abundantly in the mineral chromite. Atomic weight 52.5. Symbol Cr. When isolated it is a hard, brittle,
grayish white metal, fusible with difficulty. Its chief commercial importance is for its compounds, as potassium
chromate, lead chromate, etc., which are brilliantly colored and are used dyeing and calico printing.
Called also chrome.
(Chro"mo) n.; pl. Chromos [Abbrev. from chromolithograph.] A chromolithograph.
(Chro"mo*blast) n. [Gr. color + -blast.] An embryonic cell which develops into a pigment
1. (Biol.) Vegetable coloring matter other than green; chromule.
2. (Chem.) Any colored compound, supposed to contain one or more chromophores.
(Chro"mo*gen"ic) a. (Biol.) Containing, or capable of forming, chromogen; as, chromogenic
(Chro"mo*graph) n. [Gr. color + -graph.] An apparatus by which a number of copies of
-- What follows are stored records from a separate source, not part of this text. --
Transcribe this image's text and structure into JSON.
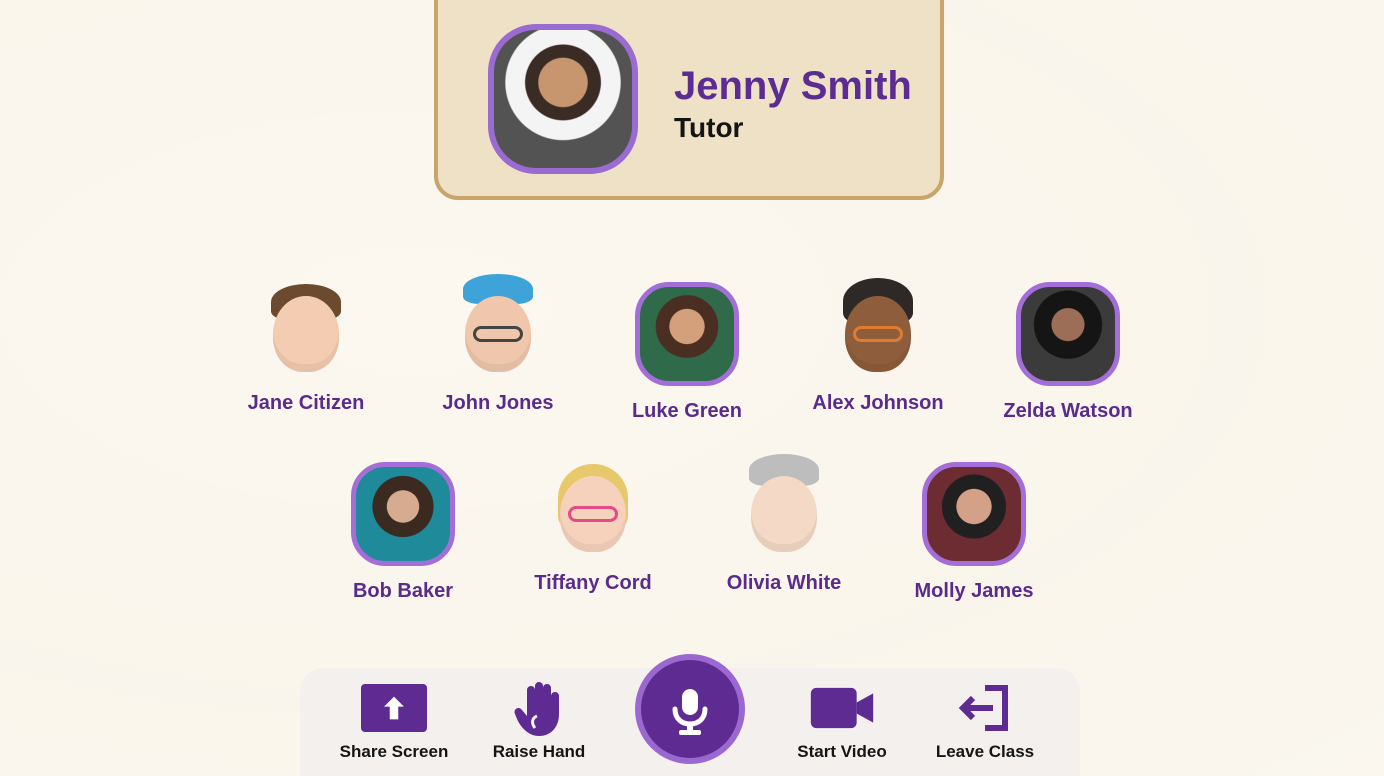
{
  "tutor": {
    "name": "Jenny Smith",
    "role": "Tutor"
  },
  "students": [
    {
      "name": "Jane Citizen",
      "avatar": "memoji-avatar"
    },
    {
      "name": "John Jones",
      "avatar": "memoji-avatar"
    },
    {
      "name": "Luke Green",
      "avatar": "photo-avatar"
    },
    {
      "name": "Alex Johnson",
      "avatar": "memoji-avatar"
    },
    {
      "name": "Zelda Watson",
      "avatar": "photo-avatar"
    },
    {
      "name": "Bob Baker",
      "avatar": "photo-avatar"
    },
    {
      "name": "Tiffany Cord",
      "avatar": "memoji-avatar"
    },
    {
      "name": "Olivia White",
      "avatar": "memoji-avatar"
    },
    {
      "name": "Molly James",
      "avatar": "photo-avatar"
    }
  ],
  "toolbar": {
    "share_screen": "Share Screen",
    "raise_hand": "Raise Hand",
    "start_video": "Start Video",
    "leave_class": "Leave Class"
  },
  "colors": {
    "accent": "#5e2b92",
    "accent_light": "#9b67d0",
    "frame": "#c9a46b"
  },
  "icons": {
    "share": "upload-arrow-icon",
    "hand": "hand-icon",
    "mic": "microphone-icon",
    "video": "video-camera-icon",
    "leave": "leave-door-icon"
  }
}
written matter, maps, plans, etc., can be made; called also hectograph.
(Chro`mo*leu"cite) n. [Gr. color + E. leucite.] (Bot.) A chromoplastid.
(Chro`mo*lith"o*graph) n. [Gr. color + E. lithograph.] A picture printed in tints and
colors by repeated impressions from a series of stones prepared by the lithographic process.
(Chro`mo*li*thog"ra*pher) n. One who is engaged in chromolithography.
(Chro"mo*lith`o*graph"ic) a. Pertaining to, or made by, chromolithography.
(Chro"mo*li*thog"ra*phy) n. Lithography adapted to printing in inks of various colors.
(Chro"mo*phane) n. [Gr. color + to show.] (Physiol.) A general name for the several
coloring matters, red, green, yellow, etc., present in the inner segments in the cones of the retina, held
in solution by fats, and slowly decolorized by light; distinct from the photochemical pigments of the rods
of the retina.
(Chro"mo*phore) n. [Gr. color + to bear.] (Chem.) Any chemical group or residue (as
NO2; N2; or O2) which imparts some decided color to the compound of which it is an ingredient.